“I lost it…” He said, dismally. I quickly looked in the water, and saw that his fly line was moving upstream!
“GODDAMNIT DAD! LIFT YOUR ROD TIP!” I said, simultaneously reaching over to lift his rod tip. He brought his rod back up before I could touch it, and the weight of the fish was eminent!
The fish had noticeably begun to tire, and it was almost in netting range. Then, as if we needed anymore bad luck, I noticed a wind knot in the 6X tippet, just below where the 4X tippet was tied on.
“Dad, you have a wind knot!” I yelled over to him.
“I don’t know what that is.” He replied. Wind knots are tiny knots you can get in your tippet, usually caused by bad timing in your cast. They can severely drop your tinsel strength in your leader, sometimes by 70%.

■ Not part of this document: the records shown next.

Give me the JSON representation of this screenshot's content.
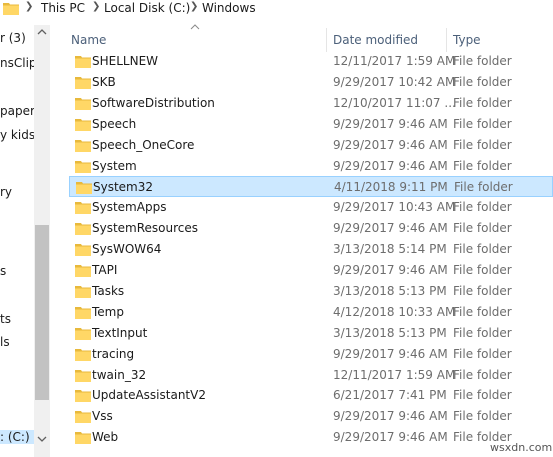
{
  "address": {
    "segments": [
      "This PC",
      "Local Disk (C:)",
      "Windows"
    ]
  },
  "nav": {
    "items": [
      "r (3)",
      "nsClipa",
      "paper",
      "y kids",
      "ry",
      "s",
      "ts",
      "ls",
      ": (C:)"
    ],
    "selected_index": 8
  },
  "columns": {
    "name": "Name",
    "date": "Date modified",
    "type": "Type"
  },
  "files": [
    {
      "name": "SHELLNEW",
      "date": "12/11/2017 1:59 AM",
      "type": "File folder"
    },
    {
      "name": "SKB",
      "date": "9/29/2017 10:42 AM",
      "type": "File folder"
    },
    {
      "name": "SoftwareDistribution",
      "date": "12/10/2017 11:07 ...",
      "type": "File folder"
    },
    {
      "name": "Speech",
      "date": "9/29/2017 9:46 AM",
      "type": "File folder"
    },
    {
      "name": "Speech_OneCore",
      "date": "9/29/2017 9:46 AM",
      "type": "File folder"
    },
    {
      "name": "System",
      "date": "9/29/2017 9:46 AM",
      "type": "File folder"
    },
    {
      "name": "System32",
      "date": "4/11/2018 9:11 PM",
      "type": "File folder"
    },
    {
      "name": "SystemApps",
      "date": "9/29/2017 10:43 AM",
      "type": "File folder"
    },
    {
      "name": "SystemResources",
      "date": "9/29/2017 9:46 AM",
      "type": "File folder"
    },
    {
      "name": "SysWOW64",
      "date": "3/13/2018 5:14 PM",
      "type": "File folder"
    },
    {
      "name": "TAPI",
      "date": "9/29/2017 9:46 AM",
      "type": "File folder"
    },
    {
      "name": "Tasks",
      "date": "3/13/2018 5:13 PM",
      "type": "File folder"
    },
    {
      "name": "Temp",
      "date": "4/12/2018 10:33 AM",
      "type": "File folder"
    },
    {
      "name": "TextInput",
      "date": "3/13/2018 5:13 PM",
      "type": "File folder"
    },
    {
      "name": "tracing",
      "date": "9/29/2017 9:46 AM",
      "type": "File folder"
    },
    {
      "name": "twain_32",
      "date": "12/11/2017 1:59 AM",
      "type": "File folder"
    },
    {
      "name": "UpdateAssistantV2",
      "date": "6/21/2017 7:41 PM",
      "type": "File folder"
    },
    {
      "name": "Vss",
      "date": "9/29/2017 9:46 AM",
      "type": "File folder"
    },
    {
      "name": "Web",
      "date": "9/29/2017 9:46 AM",
      "type": "File folder"
    }
  ],
  "selected_file_index": 6,
  "watermark": "wsxdn.com",
  "colors": {
    "folder_fill": "#ffd766",
    "folder_tab": "#e8b93c",
    "selection": "#cce8ff",
    "selection_border": "#99d1ff",
    "header_text": "#4c607a"
  },
  "icons": {
    "folder": "folder-icon",
    "separator": "chevron-right-icon",
    "sort": "sort-up-icon"
  }
}
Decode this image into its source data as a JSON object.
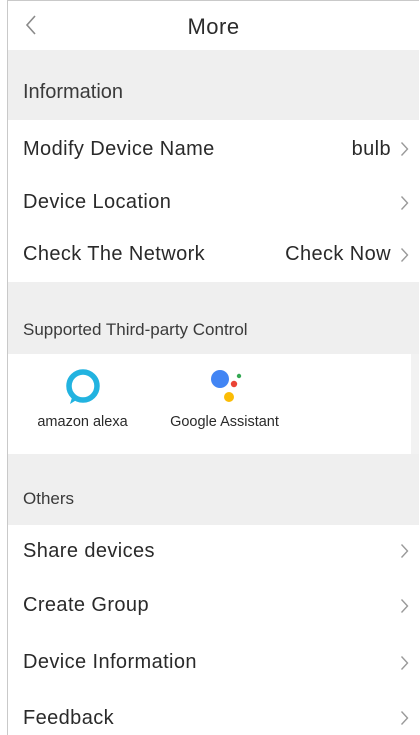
{
  "header": {
    "title": "More"
  },
  "sections": {
    "information": {
      "label": "Information",
      "rows": [
        {
          "label": "Modify Device Name",
          "value": "bulb"
        },
        {
          "label": "Device Location",
          "value": ""
        },
        {
          "label": "Check The Network",
          "value": "Check Now"
        }
      ]
    },
    "third_party": {
      "label": "Supported Third-party Control",
      "services": [
        {
          "name": "amazon alexa",
          "icon": "alexa-logo-icon"
        },
        {
          "name": "Google Assistant",
          "icon": "google-assistant-logo-icon"
        }
      ]
    },
    "others": {
      "label": "Others",
      "rows": [
        {
          "label": "Share devices"
        },
        {
          "label": "Create Group"
        },
        {
          "label": "Device Information"
        },
        {
          "label": "Feedback"
        }
      ]
    }
  },
  "colors": {
    "section_bg": "#efefef",
    "alexa_blue": "#22b3e0",
    "google_blue": "#4285f4",
    "google_red": "#ea4335",
    "google_yellow": "#fbbc05",
    "google_green": "#34a853",
    "chevron": "#9a9a9a"
  }
}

It’s going to break, I thought, as the fish was inches from the net.
“Just be careful…” I said, “Bring it in very slow.” The fish was inching closer.
“Step behind me, and take a few steps back.” I said, and he did. The added leverage brought the fish in, and I stretched out to net it. The fish was so big that it didn’t fit in my net, and with one good flop, it was back out of my net.

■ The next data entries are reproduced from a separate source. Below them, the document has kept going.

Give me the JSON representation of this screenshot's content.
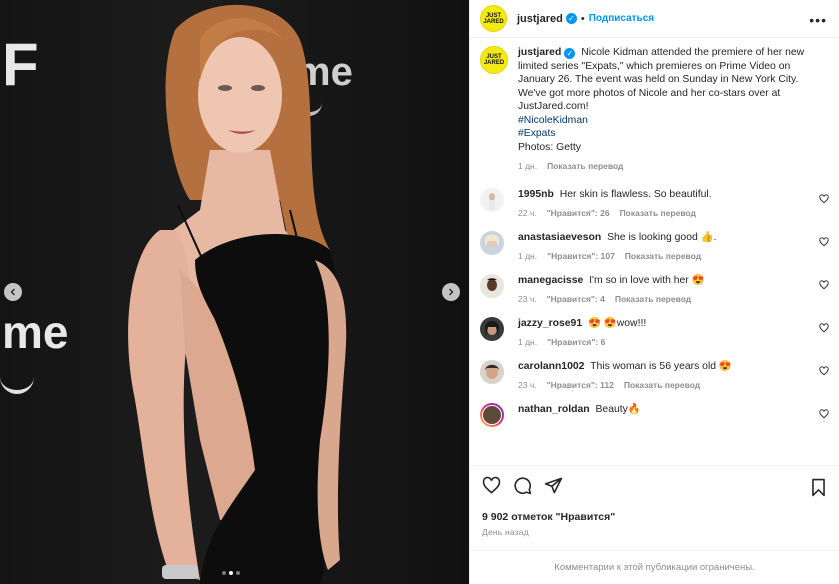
{
  "header": {
    "avatar_text": "JUST JARED",
    "username": "justjared",
    "separator": "•",
    "follow_label": "Подписаться",
    "more_label": "•••"
  },
  "caption": {
    "username": "justjared",
    "text": "Nicole Kidman attended the premiere of her new limited series \"Expats,\" which premieres on Prime Video on January 26. The event was held on Sunday in New York City. We've got more photos of Nicole and her co-stars over at JustJared.com!",
    "hashtags": [
      "#NicoleKidman",
      "#Expats"
    ],
    "credit": "Photos: Getty",
    "time": "1 дн.",
    "translate": "Показать перевод"
  },
  "comments": [
    {
      "username": "1995nb",
      "text": "Her skin is flawless. So beautiful.",
      "time": "22 ч.",
      "likes": "\"Нравится\": 26",
      "translate": "Показать перевод"
    },
    {
      "username": "anastasiaeveson",
      "text": "She is looking good 👍.",
      "time": "1 дн.",
      "likes": "\"Нравится\": 107",
      "translate": "Показать перевод"
    },
    {
      "username": "manegacisse",
      "text": "I'm so in love with her 😍",
      "time": "23 ч.",
      "likes": "\"Нравится\": 4",
      "translate": "Показать перевод"
    },
    {
      "username": "jazzy_rose91",
      "text": "😍 😍wow!!!",
      "time": "1 дн.",
      "likes": "\"Нравится\": 6",
      "translate": ""
    },
    {
      "username": "carolann1002",
      "text": "This woman is 56 years old 😍",
      "time": "23 ч.",
      "likes": "\"Нравится\": 112",
      "translate": "Показать перевод"
    },
    {
      "username": "nathan_roldan",
      "text": "Beauty🔥",
      "time": "",
      "likes": "",
      "translate": ""
    }
  ],
  "footer": {
    "likes_count": "9 902 отметок \"Нравится\"",
    "posted_ago": "День назад",
    "comments_limited": "Комментарии к этой публикации ограничены."
  },
  "media": {
    "brand_letters": [
      "F",
      "me",
      "me"
    ],
    "slide_count": 3,
    "active_slide": 2
  },
  "colors": {
    "accent": "#0095f6",
    "muted": "#8e8e8e",
    "hashtag": "#00376b",
    "brand_yellow": "#f3ea13"
  },
  "icons": [
    "chevron-left-icon",
    "chevron-right-icon",
    "verified-icon",
    "heart-icon",
    "comment-icon",
    "share-icon",
    "bookmark-icon",
    "more-icon"
  ]
}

“Get over here…” I said to the fish, and netted it again; this time I had it!
“YEAAAAAAAA!!!!” I yelled, as my dad came to get a picture of his 26 -inch MONSTER rainbow trout that he brought in all by himself!
The last time I saw my dad smile so much was when someone got his coffee right. We snapped a few pictures of his fish before putting it back in the water. My dad held it up in the water, and it slowly started to swim away.
We both watched as his 26-inch fish started swimming further upstream and out of sight.
After the excitement of the my dad’s fish, we gathered our equipment and headed home. Upon our arrival, I pointed out to my wife that I was a little early getting home, and she was happy about that. Then my mom came out to greet us.
“So, did you guys get any fish?” My mom asked happily.
Both my dad and I looked at her smiling.
“What?” My mom asked, smiling back at us.
“Wait until you see what Dad caught.” I said, and we all headed inside to see the pictures, ending a phenomenal week of fly fishing back home!
5 thoughts on “Out with a Bang, Day 3”
Thanks for reading them, Bob!
Great article Erik. And great pics your Dad caught a monster. My first time reading your blog. I took my Dad fishing in Estes Park in Colorado a great way to relax and hang out. I understand your thoughts on how for you it is second nature and seems easy, as for me and my Dad it is not and is extremely challenging so we went with a guide. There is a huge amount to learn. You made it look easy when you took me in Idaho and are the Man!
Hey Niall! Good to hear from you, and thank for checking out my blog. I hope you had a good time with the guide, your dad is a good guy and I would take you guys out fishing any time. Take care!
If you put on a "PICO SPIDER " you don't need instruction , the fish just hook-up…that thing is probably possessed…and I can't hear from my right ear…were you screaming ?? I thought the SEAGULLS were excited for fish food…and SONNY ! Let me know if you need instruction on how to bring the big one on a WIND-KNOT and a PRAYER . Wind-chung Style ! ( Dad )